However, this does not mean that water cannot escape Earth’s atmosphere. It is possible for water vapor to escape into space, but the process is extremely slow. In fact, it is estimated that only about 0.01% of all water vapor in the atmosphere is lost to space each year.
This means that while water can escape Earth’s atmosphere, the amount that is lost is so small that it is not enough to affect our planet’s water supply. This is why it is important to conserve water and take steps to protect our water resources.
How does water escape into space?
The process of water escaping into space is known as diffusive escape.
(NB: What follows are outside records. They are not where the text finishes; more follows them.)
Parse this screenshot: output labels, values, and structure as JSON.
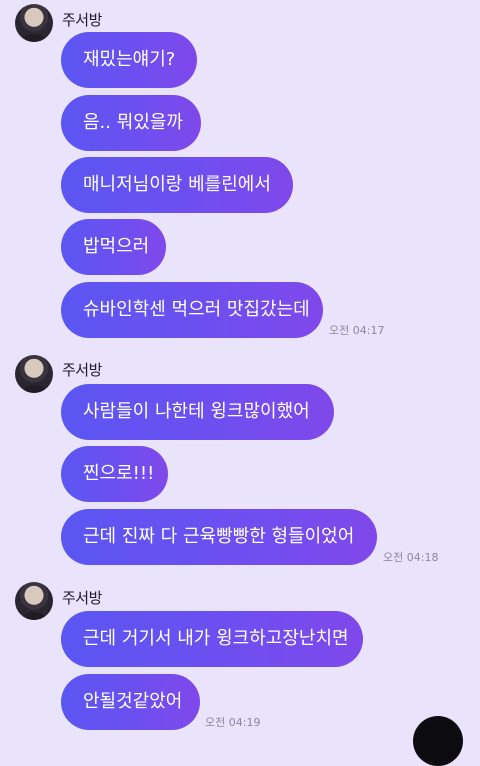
{
  "groups": [
    {
      "sender": "주서방",
      "messages": [
        "재밌는얘기?",
        "음.. 뭐있을까",
        "매니저님이랑 베를린에서",
        "밥먹으러",
        "슈바인학센 먹으러 맛집갔는데"
      ],
      "time": "오전 04:17"
    },
    {
      "sender": "주서방",
      "messages": [
        "사람들이 나한테 윙크많이했어",
        "찐으로!!!",
        "근데 진짜 다 근육빵빵한 형들이었어"
      ],
      "time": "오전 04:18"
    },
    {
      "sender": "주서방",
      "messages": [
        "근데 거기서 내가 윙크하고장난치면",
        "안될것같았어"
      ],
      "time": "오전 04:19"
    }
  ]
}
It occurs when water vapor in the atmosphere becomes ionized and then travels up to the thermosphere, the highest layer of the atmosphere.
In the thermosphere, the temperature is much higher than in the lower atmosphere. This high temperature allows the ionized water molecules to move faster and eventually escape Earth’s gravity. This process is very slow and takes several million years for just one molecule of water to escape into space.
Can we use this process to our advantage?
In theory, it is possible to use diffusive escape to our advantage. If we could create a way to ionize water molecules more quickly, then we could potentially send more water vapor into the thermosphere and allow it to escape into space.
However, this would be a very difficult and expensive process, so it is not something that is currently being explored.
Water can be lost to space, but the amount is so small that it is not enough to affect our planet’s water supply. The process of water escaping into space is known as diffusive escape, and it is a very slow process. While it is theoretically possible to use this process to our advantage, it is not something that is currently being explored.
In conclusion, we can see that the answer to the question “Does water obey gravity?” is a resounding yes. Water does obey gravity, but it is also aided in its ability to soak up against the force of gravity by capillary action. Wetting also plays an important role in this process, as it is the tendency of a liquid to stick to a solid.
Therefore, we can see that water does not obey gravity solely, but its other properties make it more resistant to the force of gravity. The next time you see a puddle of water, you’ll know that it is defying gravity, at least in part.
So, the next time you are outside and see a puddle of water or even a glass of water, remember that it is obeying gravity and that it is a combination of its properties that allow it to do so. Water is an amazing thing, and its ability to defy gravity is yet another example of its incredible power.